(Web page and app entries)
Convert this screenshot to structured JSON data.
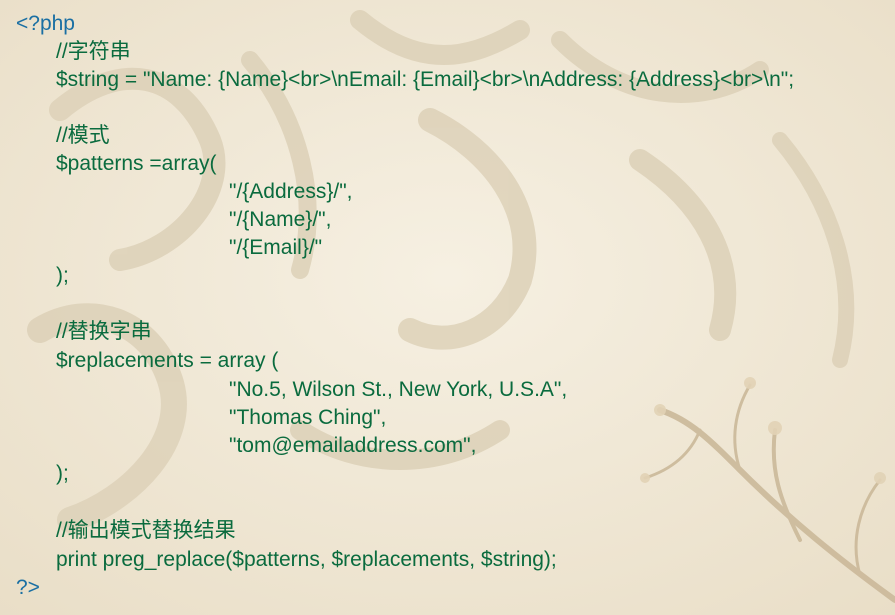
{
  "background": {
    "base_color": "#f3ecdc",
    "ink_color": "#d8ccb3",
    "decoration": "faint-ink-calligraphy-and-plum-branch"
  },
  "colors": {
    "code_text": "#0a6b3e",
    "php_tag": "#1a6fa3"
  },
  "code": {
    "open_tag": "<?php",
    "comment_string": "//字符串",
    "string_assign": "$string = \"Name: {Name}<br>\\nEmail: {Email}<br>\\nAddress: {Address}<br>\\n\";",
    "comment_patterns": "//模式",
    "patterns_open": "$patterns =array(",
    "pattern_1": "\"/{Address}/\",",
    "pattern_2": "\"/{Name}/\",",
    "pattern_3": "\"/{Email}/\"",
    "patterns_close": ");",
    "comment_replacements": "//替换字串",
    "replacements_open": "$replacements = array (",
    "replacement_1": "\"No.5, Wilson St., New York, U.S.A\",",
    "replacement_2": "\"Thomas Ching\",",
    "replacement_3": "\"tom@emailaddress.com\",",
    "replacements_close": ");",
    "comment_output": "//输出模式替换结果",
    "print_statement": "print preg_replace($patterns, $replacements, $string);",
    "close_tag": "?>"
  }
}
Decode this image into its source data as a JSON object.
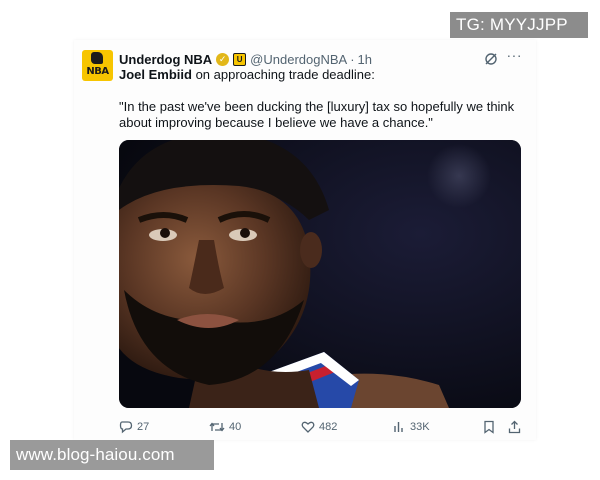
{
  "watermarks": {
    "top": "TG: MYYJJPP",
    "bottom": "www.blog-haiou.com"
  },
  "tweet": {
    "avatar_text": "NBA",
    "display_name": "Underdog NBA",
    "handle": "@UnderdogNBA",
    "separator": "·",
    "time": "1h",
    "verified_icon": "verified-badge-icon",
    "affiliate_icon": "affiliate-badge-icon",
    "body_lead_bold": "Joel Embiid",
    "body_lead_rest": " on approaching trade deadline:",
    "quote": "\"In the past we've been ducking the [luxury] tax so hopefully we think about improving because I believe we have a chance.\"",
    "media_subject": "player-photo",
    "metrics": {
      "replies": "27",
      "reposts": "40",
      "likes": "482",
      "views": "33K"
    },
    "colors": {
      "text": "#0f1419",
      "muted": "#536471",
      "badge_gold": "#e2b719",
      "avatar_yellow": "#f7c500"
    }
  }
}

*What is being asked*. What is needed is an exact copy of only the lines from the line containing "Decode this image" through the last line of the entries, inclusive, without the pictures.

*Task output*.
Decode this image into its source data as a JSON object.
{
  "watermarks": {
    "top": "TG: MYYJJPP",
    "bottom": "www.blog-haiou.com"
  },
  "tweet": {
    "avatar_text": "NBA",
    "display_name": "Underdog NBA",
    "handle": "@UnderdogNBA",
    "separator": "·",
    "time": "1h",
    "verified_icon": "verified-badge-icon",
    "affiliate_icon": "affiliate-badge-icon",
    "body_lead_bold": "Joel Embiid",
    "body_lead_rest": " on approaching trade deadline:",
    "quote": "\"In the past we've been ducking the [luxury] tax so hopefully we think about improving because I believe we have a chance.\"",
    "media_subject": "player-photo",
    "metrics": {
      "replies": "27",
      "reposts": "40",
      "likes": "482",
      "views": "33K"
    },
    "colors": {
      "text": "#0f1419",
      "muted": "#536471",
      "badge_gold": "#e2b719",
      "avatar_yellow": "#f7c500"
    }
  }
}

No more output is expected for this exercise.